Under the application of the Noblemaire principle, salaries of the Professional category are determined by reference to those applicable in the civil service of the country with the highest pay levels (the "comparator"). The United States federal civil service has been used as the comparator since the inception of the United Nations[1].


In 1921, the Council of the League of Nations appointed a committee of five experts "to examine the organisation of the Permanent Secretariat and the International Labour Office"[2]. This committee, chaired by the French diplomat Georges Noblemaire, established what is now known as the Noblemaire principle, to govern the salaries and conditions of service for the Permanent Secretariat of the League of Nations. The same principle was carried over to govern conditions of service for internationally-recruited staff in the United Nations Secretariat.

As noted by the committee in its report,

"We admit that the salaries which we propose we based on those of the highest-paid Civil Services in the world, i.e. those of the British Empire. We do not see how any other course could have been followed since, if lower salaries had been offered, it would be impossible to obtain the service of Britishers of the required standing…On the other hand, it would be difficult, as we point out later on, to pay lower salaries for the same work to members of other nationalities, where work of the kind required by the League is obtainable at lower figures."[3]

Net remuneration margin

The relationship between the remuneration (base salary plus post adjustment) of United Nations staff in the Professional and higher categories and staff in the U.S. federal civil service is measured through the net remuneration margin, which is the average percentage difference in the remuneration of the two civil services, adjusted for the cost-of-living differential between New York and Washington, DC[4].
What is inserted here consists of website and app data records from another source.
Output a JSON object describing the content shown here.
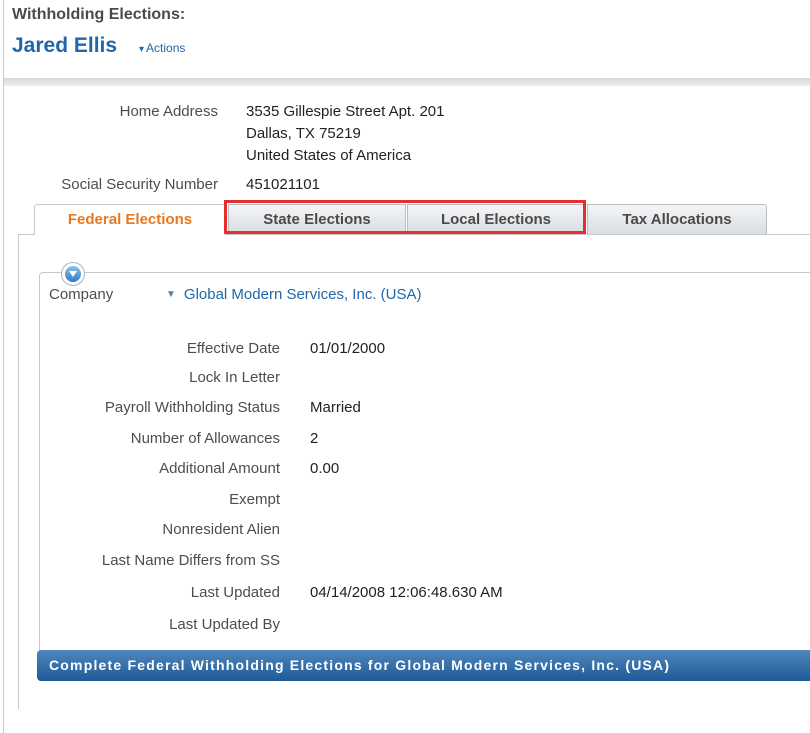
{
  "header": {
    "title": "Withholding Elections:",
    "worker_name": "Jared Ellis",
    "actions_label": "Actions"
  },
  "worker": {
    "home_address_label": "Home Address",
    "address_line1": "3535 Gillespie Street  Apt. 201",
    "address_line2": "Dallas, TX 75219",
    "address_line3": "United States of America",
    "ssn_label": "Social Security Number",
    "ssn_value": "451021101"
  },
  "tabs": [
    {
      "label": "Federal Elections",
      "active": true
    },
    {
      "label": "State Elections",
      "active": false
    },
    {
      "label": "Local Elections",
      "active": false
    },
    {
      "label": "Tax Allocations",
      "active": false
    }
  ],
  "federal": {
    "company_label": "Company",
    "company_value": "Global Modern Services, Inc. (USA)",
    "fields": [
      {
        "label": "Effective Date",
        "value": "01/01/2000"
      },
      {
        "label": "Lock In Letter",
        "value": ""
      },
      {
        "label": "Payroll Withholding Status",
        "value": "Married"
      },
      {
        "label": "Number of Allowances",
        "value": "2"
      },
      {
        "label": "Additional Amount",
        "value": "0.00"
      },
      {
        "label": "Exempt",
        "value": ""
      },
      {
        "label": "Nonresident Alien",
        "value": ""
      },
      {
        "label": "Last Name Differs from SS",
        "value": ""
      },
      {
        "label": "Last Updated",
        "value": "04/14/2008 12:06:48.630 AM"
      },
      {
        "label": "Last Updated By",
        "value": ""
      }
    ],
    "complete_button": "Complete Federal Withholding Elections for Global Modern Services, Inc. (USA)"
  },
  "colors": {
    "link_blue": "#1f67a8",
    "active_tab_orange": "#e8781f",
    "highlight_red": "#e62e2e",
    "button_blue": "#2f6aa6"
  }
}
In practice, the level of remuneration of the Professional and higher categories is maintained within a range above those of equivalent grades of the U.S. federal civil service with a midpoint of 15 per cent; this is based on a decision of the General Assembly in its resolution 40/244 of 18 December 1985, as follows:
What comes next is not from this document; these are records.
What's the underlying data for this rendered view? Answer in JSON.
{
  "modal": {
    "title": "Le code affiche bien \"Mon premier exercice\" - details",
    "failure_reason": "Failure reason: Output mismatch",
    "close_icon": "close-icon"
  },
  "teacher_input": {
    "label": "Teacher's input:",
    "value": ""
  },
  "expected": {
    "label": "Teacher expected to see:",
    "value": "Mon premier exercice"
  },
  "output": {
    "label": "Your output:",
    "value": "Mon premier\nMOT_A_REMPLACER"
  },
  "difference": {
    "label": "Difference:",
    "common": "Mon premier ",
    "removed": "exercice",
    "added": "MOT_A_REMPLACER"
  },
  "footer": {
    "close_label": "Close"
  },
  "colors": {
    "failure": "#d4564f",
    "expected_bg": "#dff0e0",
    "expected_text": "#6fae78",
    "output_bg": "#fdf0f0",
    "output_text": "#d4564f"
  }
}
2. Approves the range of 110 to 120, with a desirable midpoint of 115, for the margin between the net remuneration of officials in the Professional and higher categories of the United Nations in New York and that of officials in comparable positions in the United States federal civil service, on the understanding that the margin would be maintained at a level around the desirable mid-point of 115 over a period of time;
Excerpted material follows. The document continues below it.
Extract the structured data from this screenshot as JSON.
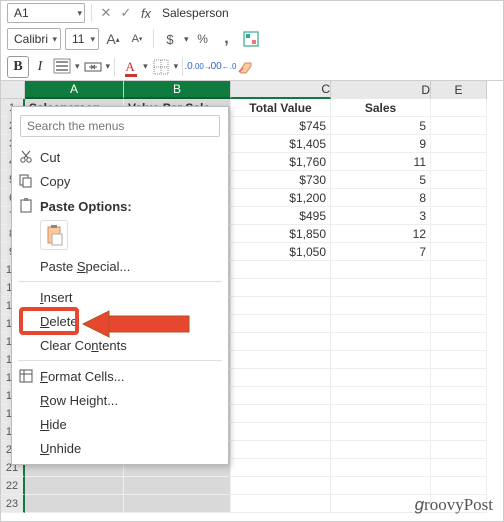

See also


  1. Glossary of technical terms to accompany A/73/30 Report of the International Civil Service Commission for 2018
  2. League of Nations, Official Journal 1921, pages 113-114 and 651-652
  3. League of Nations A.3.1921: Organisation of the Secretariat and of the International Labour Office: Report of the Commission of Experts
  4. Glossary of technical terms to accompany A/73/30 Report of the International Civil Service Commission for 2018